secondary wave

[′sek·ən‚der·ē ′wāv]
(geophysics)
(optics)
One of the waves that radiate from each point on a wavefront, according to Huygens' principle.
References in periodicals archive ?
Finally, of those cases (n=7) yielding a normal secondary wave of aggregation to ADP and/or epinephrine using unadjusted LTA, all either responded with a secondary wave only at a higher concentration of agonist or else failed to generate a secondary wave in response to the agonist even when used at a higher agonist concentration (two examples for each agonist are shown in Figure 4).
There are also likely to be special cases where the secondary wave may turn out to be easier to detect than the primary burst of waves, but I think they will be rare.
On the contrary, they make it more dangerous because when the sea is rough secondary waves are created.
Since an earthquake creates two waves, the benign primary wave can be detected and converted into public warning by censors before the arrival of the damaging secondary waves, carrying the earthquakes' destructive force.
They arise indeed in form of parametric subharmonic instability which generates secondary waves having smaller scale than the width of the wave beams of the attractor.
The system detected primary seismic waves 10 seconds before the stronger secondary waves came.
These systems work by detecting the primary seismic waves, or P waves, that arrive before the more damaging secondary waves.
There are two types of waves: primary waves, or P waves, and secondary waves, or S waves.
FORTY MINUTES after impact: Secondary waves flow across the Irish Sea, North Sea and the Channel, raising sea levels and flooding all British coastal cities.

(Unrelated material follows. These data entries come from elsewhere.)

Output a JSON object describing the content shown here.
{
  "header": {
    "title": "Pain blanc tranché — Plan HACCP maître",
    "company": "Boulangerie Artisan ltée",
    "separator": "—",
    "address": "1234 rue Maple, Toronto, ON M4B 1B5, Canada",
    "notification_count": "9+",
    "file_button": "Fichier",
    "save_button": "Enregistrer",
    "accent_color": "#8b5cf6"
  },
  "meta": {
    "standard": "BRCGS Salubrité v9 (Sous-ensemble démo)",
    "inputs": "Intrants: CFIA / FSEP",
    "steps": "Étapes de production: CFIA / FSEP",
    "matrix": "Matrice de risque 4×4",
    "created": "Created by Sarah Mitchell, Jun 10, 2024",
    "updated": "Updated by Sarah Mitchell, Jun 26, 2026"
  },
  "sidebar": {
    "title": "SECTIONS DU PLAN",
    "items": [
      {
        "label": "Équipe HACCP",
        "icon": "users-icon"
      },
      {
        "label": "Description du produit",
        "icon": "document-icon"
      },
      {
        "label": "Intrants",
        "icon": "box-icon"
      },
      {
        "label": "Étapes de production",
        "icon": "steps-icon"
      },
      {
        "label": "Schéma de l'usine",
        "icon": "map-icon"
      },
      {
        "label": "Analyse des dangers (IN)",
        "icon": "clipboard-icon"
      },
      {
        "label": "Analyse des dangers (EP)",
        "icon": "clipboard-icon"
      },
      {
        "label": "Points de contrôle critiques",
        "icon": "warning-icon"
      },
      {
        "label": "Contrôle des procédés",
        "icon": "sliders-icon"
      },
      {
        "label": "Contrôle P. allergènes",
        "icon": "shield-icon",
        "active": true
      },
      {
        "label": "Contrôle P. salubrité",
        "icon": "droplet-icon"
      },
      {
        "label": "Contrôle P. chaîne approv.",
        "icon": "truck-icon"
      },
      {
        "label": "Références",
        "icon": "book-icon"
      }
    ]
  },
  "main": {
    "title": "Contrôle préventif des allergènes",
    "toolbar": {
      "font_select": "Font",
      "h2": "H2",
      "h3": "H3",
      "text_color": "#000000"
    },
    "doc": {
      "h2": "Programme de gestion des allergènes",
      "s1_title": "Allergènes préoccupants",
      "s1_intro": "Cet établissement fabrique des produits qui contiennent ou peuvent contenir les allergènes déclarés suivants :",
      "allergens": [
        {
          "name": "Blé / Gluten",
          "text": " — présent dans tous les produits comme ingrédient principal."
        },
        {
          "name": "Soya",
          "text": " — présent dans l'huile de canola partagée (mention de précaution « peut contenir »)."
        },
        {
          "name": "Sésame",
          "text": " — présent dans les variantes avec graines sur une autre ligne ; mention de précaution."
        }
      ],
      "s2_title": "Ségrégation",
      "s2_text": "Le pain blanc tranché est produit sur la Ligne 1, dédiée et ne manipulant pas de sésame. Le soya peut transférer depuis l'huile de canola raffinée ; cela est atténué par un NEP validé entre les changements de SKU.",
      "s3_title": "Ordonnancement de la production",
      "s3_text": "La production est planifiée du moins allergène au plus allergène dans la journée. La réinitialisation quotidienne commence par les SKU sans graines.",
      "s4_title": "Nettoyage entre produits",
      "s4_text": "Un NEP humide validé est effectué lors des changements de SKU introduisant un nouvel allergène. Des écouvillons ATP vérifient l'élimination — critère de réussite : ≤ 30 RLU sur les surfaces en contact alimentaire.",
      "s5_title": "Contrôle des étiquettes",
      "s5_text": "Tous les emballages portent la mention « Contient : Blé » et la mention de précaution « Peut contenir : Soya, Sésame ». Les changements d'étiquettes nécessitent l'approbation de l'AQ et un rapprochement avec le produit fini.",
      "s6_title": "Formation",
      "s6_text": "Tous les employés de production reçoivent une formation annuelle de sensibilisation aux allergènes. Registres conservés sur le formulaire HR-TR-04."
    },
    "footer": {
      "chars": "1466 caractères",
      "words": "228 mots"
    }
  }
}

After the P waves come the S or secondary waves, which shake the ground up and down.
This stimulates the neighbouring rods to oscillate and emit secondary waves.